Nicholas Bamonte, another Bercham Moses attorney who provides town counsel, also appeared at the meeting to discuss a town ordinance change the selectmen may consider to allow craft breweries, including the sale of alcoholic beverages by a holder of the state-issued manufacturing permit for beer.

The selectmen first discussed the topic at their Aug. 17 meeting, after receiving a letter from the owners of Twelve Gods Brewery seeking the change in Wilton’s liquor ordinance. 

Though Bamonte noted the selectmen would have the authority to make an ordinance change in most instances, he recommended referring the question to a Town Meeting for voter approval rather than proceeding under the board’s authority.

After some discussion, Vanderslice revealed she was surprised at the recommendation, noting the proposed ordinance change would not have “far-reaching” impact on residents. However, she was inclined to defer to the advice of town counsel, recognizing it would eliminate the risk of a potential legal challenge if the BOS were to act on its own volition.

The board is also taking the opportunity to seek further clarity on the the distinction between breweries serving alcohol without food and bars — which Wilton currently does not allow.

At least one selectman — Ross Tartell — inquired about hard cider manufacturers, and whether the board should consider an ordinance change beyond strictly beer breweries. Wilton resident Farah Masani, who identified herself as an artisanal cider producer, also urged the board to consider broadening the ordinance, citing similarities in state permitting for wine, cider and mead compared to beer, in contrast to distilled spirits.

[Editor’s note: Masani is a DTC-endorsed candidate running for a seat on the Board of Selectmen in the upcoming municipal election in November. Tartell, also DTC endorsed, is running for re-election.]

“We’ll have to get more information,” Vanderslice said. “We have to make sure we understand, if you pass this… if you start adding other things, are we now allowing bars?” Vanderslice pondered.

Bamonte will report back to the BOS with additional research on the nuances of an ordinance change.

Vanderslice thought a special Town Meeting in January could resolve the matter for breweries, with potential further ordinance changes at the Annual Town Meeting in May.

More BOS News

  • The board also discussed a possible new ordinance that would allow a property tax credit on certain motor vehicles. Specifically, Wilton will consider exempting vehicles adapted for use by a person with disabilities or to accommodate their transportation, whether owned privately or by a non-profit.
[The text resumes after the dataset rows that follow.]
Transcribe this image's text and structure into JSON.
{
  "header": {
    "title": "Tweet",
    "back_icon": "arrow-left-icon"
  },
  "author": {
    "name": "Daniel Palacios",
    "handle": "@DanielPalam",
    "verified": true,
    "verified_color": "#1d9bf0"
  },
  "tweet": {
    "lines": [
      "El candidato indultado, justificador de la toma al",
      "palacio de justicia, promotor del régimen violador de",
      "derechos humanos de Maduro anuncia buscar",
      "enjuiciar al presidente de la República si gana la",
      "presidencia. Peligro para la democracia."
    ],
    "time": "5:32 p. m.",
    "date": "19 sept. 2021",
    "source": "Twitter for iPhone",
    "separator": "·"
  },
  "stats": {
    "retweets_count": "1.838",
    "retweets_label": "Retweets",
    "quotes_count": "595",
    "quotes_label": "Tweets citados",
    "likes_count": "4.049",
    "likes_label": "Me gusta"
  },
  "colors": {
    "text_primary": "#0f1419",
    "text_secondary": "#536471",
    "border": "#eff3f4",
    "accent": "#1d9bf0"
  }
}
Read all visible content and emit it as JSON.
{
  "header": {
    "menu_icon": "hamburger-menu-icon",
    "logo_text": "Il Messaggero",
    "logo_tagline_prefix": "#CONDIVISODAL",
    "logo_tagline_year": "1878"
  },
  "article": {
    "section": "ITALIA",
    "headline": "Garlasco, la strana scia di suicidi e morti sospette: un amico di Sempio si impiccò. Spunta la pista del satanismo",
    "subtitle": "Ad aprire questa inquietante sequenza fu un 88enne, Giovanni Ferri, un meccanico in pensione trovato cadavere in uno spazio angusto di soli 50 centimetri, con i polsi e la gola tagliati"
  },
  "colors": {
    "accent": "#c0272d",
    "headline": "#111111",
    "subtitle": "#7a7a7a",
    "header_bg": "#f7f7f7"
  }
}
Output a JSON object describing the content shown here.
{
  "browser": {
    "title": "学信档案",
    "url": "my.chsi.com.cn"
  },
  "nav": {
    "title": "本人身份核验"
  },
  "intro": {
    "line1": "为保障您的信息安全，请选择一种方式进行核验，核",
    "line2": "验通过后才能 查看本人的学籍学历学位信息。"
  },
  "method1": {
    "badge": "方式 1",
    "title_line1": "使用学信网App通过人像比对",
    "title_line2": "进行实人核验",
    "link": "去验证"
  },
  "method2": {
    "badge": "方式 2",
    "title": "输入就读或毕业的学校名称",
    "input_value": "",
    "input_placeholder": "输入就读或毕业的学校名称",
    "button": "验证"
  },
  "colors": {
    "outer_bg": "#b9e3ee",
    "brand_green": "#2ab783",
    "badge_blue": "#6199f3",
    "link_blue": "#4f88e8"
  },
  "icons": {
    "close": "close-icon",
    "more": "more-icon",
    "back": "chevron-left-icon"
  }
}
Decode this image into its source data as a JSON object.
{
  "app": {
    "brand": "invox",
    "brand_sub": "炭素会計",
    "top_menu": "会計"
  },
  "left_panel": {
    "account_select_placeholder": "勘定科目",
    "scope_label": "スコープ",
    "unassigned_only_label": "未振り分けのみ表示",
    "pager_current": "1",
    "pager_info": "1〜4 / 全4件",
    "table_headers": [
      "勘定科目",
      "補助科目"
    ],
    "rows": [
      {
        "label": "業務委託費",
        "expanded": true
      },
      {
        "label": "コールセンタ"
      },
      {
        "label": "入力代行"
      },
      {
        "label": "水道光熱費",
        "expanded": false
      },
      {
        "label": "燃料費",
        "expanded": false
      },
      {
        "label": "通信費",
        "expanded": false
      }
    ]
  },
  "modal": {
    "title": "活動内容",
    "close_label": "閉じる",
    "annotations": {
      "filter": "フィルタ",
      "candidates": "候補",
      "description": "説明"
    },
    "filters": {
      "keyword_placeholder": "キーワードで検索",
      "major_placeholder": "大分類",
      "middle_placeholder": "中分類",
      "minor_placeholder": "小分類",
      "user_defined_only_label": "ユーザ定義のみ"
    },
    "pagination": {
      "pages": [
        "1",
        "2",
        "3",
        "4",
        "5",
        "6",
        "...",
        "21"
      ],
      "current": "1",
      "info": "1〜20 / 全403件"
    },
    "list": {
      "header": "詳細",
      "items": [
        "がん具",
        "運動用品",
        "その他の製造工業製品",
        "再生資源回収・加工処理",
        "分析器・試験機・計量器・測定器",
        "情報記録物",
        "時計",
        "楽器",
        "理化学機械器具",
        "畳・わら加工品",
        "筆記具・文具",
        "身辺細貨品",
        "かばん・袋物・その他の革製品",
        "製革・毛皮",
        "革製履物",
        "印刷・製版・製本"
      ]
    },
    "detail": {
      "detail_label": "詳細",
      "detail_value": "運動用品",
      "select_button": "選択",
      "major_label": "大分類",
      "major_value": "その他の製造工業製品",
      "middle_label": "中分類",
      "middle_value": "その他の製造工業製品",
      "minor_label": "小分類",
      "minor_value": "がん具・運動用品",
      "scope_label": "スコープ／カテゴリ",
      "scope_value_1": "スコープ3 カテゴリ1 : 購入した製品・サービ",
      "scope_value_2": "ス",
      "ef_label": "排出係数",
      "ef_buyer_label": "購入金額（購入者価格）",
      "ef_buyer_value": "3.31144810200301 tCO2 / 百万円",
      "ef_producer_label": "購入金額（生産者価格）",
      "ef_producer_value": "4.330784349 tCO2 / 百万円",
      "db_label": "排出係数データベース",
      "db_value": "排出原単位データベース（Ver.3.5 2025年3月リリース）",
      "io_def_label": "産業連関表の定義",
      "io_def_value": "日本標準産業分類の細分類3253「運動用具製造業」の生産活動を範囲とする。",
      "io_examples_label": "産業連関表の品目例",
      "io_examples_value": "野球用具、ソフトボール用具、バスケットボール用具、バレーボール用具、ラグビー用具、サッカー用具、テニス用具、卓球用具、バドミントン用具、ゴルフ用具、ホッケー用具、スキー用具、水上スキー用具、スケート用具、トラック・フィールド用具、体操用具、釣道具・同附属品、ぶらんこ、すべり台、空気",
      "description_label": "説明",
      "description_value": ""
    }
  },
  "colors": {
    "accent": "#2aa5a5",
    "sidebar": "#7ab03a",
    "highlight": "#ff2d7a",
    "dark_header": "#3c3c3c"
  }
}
Bamonte will provide draft language for the proposed ordinance to the selectmen for their consideration at a future meeting.
  • After interviewing the candidates in confidential executive session, the BOS voted unanimously to appoint Alex Gorski to the Conservation Commission and George Tsapelas to the Housing Committee.
  • Vanderslice reported that Housing Committee member (and former chair) John Kelly has resigned. “[He] was our very first member of the Housing Committee… thank you so much to John. He really got this committee off the ground. We really appreciate all he did,” she said.
  • Town Administrator Matt Knickerbocker asked the selectmen to approve a bid for a budgeted replacement of 23 windows at Wilton’s Fire Station #2, located at 707 Ridgefield Rd. The cost of the window replacement, including labor and materials, is $27,400 — the lowest of three bids received. The board unanimously approved the bid.